§ YOUR OBJECTIVE
Across all the records below, count the lines that hold "title". State only that figure.

^^^^

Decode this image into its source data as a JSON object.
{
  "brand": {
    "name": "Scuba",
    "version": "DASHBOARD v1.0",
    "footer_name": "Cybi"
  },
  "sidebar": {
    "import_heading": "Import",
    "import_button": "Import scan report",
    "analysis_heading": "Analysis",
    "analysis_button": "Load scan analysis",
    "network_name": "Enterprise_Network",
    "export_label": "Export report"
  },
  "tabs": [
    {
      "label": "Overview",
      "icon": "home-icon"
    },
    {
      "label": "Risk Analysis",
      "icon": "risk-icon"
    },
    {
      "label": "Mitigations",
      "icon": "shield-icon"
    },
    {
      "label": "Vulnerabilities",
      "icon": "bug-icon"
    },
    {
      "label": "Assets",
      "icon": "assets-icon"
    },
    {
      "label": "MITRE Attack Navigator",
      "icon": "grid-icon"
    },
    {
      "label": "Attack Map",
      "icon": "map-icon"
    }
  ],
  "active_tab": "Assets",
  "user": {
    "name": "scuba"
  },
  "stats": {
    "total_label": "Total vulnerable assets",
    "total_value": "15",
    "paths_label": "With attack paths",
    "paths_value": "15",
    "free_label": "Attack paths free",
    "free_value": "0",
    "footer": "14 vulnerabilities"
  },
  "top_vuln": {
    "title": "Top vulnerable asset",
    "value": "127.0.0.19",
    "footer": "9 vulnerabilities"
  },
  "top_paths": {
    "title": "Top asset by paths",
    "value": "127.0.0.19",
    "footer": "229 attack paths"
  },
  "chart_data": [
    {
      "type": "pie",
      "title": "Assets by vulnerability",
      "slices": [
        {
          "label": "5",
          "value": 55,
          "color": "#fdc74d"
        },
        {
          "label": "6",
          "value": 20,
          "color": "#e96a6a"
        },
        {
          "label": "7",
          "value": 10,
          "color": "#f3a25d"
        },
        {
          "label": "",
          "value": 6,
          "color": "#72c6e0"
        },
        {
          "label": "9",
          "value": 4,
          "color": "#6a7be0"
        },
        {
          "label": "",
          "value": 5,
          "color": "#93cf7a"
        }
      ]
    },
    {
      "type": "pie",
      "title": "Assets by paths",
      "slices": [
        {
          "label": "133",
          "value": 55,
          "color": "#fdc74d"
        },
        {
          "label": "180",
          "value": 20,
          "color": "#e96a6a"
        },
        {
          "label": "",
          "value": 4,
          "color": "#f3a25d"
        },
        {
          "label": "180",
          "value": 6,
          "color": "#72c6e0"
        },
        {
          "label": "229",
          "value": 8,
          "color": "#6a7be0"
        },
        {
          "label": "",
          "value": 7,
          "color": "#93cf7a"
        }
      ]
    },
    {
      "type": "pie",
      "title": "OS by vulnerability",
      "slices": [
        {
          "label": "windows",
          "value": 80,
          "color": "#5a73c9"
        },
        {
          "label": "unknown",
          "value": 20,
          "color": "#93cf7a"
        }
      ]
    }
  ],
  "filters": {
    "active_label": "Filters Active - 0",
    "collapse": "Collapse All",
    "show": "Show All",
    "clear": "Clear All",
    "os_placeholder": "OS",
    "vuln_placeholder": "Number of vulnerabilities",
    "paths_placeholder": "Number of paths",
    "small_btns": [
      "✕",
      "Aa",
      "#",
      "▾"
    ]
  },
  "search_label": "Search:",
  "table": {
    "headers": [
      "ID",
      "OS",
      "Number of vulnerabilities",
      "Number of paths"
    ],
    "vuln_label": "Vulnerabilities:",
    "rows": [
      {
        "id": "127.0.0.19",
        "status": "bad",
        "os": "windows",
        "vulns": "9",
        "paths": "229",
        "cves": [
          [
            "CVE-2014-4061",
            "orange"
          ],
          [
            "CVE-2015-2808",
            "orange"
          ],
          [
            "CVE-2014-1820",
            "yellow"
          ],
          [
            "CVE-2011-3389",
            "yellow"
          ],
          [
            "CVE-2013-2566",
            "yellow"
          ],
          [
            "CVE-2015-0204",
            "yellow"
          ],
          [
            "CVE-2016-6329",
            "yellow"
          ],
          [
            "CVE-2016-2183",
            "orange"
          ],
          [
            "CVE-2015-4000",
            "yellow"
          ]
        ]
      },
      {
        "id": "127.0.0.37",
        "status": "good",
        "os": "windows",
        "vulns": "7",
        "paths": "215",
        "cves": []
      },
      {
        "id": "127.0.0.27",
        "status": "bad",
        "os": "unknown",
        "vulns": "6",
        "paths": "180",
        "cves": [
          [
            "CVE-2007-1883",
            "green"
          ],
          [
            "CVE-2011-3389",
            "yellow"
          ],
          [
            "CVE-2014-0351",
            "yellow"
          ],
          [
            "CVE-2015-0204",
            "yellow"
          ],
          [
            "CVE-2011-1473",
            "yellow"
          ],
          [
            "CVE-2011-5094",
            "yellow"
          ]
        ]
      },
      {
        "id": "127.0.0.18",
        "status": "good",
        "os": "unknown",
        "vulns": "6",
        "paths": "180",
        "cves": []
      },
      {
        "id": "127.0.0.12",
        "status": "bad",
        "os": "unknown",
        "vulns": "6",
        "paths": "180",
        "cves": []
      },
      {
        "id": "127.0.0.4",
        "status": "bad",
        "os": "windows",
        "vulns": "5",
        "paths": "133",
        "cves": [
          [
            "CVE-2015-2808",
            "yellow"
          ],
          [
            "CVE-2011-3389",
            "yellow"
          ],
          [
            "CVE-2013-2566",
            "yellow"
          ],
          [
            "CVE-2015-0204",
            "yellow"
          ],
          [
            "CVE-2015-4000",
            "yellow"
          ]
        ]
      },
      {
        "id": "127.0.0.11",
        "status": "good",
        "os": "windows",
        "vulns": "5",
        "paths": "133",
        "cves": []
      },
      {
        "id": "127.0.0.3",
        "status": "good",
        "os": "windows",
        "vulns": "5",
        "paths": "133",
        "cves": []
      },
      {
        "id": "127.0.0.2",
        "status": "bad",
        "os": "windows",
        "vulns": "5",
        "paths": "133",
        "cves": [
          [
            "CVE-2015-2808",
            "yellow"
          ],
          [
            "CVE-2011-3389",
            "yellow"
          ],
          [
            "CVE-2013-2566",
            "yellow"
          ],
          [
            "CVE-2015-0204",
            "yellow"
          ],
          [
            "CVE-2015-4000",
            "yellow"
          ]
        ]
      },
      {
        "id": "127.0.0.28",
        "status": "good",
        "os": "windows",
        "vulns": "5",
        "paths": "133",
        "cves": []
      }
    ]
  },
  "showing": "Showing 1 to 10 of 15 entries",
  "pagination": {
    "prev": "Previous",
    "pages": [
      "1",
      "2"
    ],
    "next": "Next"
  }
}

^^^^

§ RESULT FOR THIS TASK
5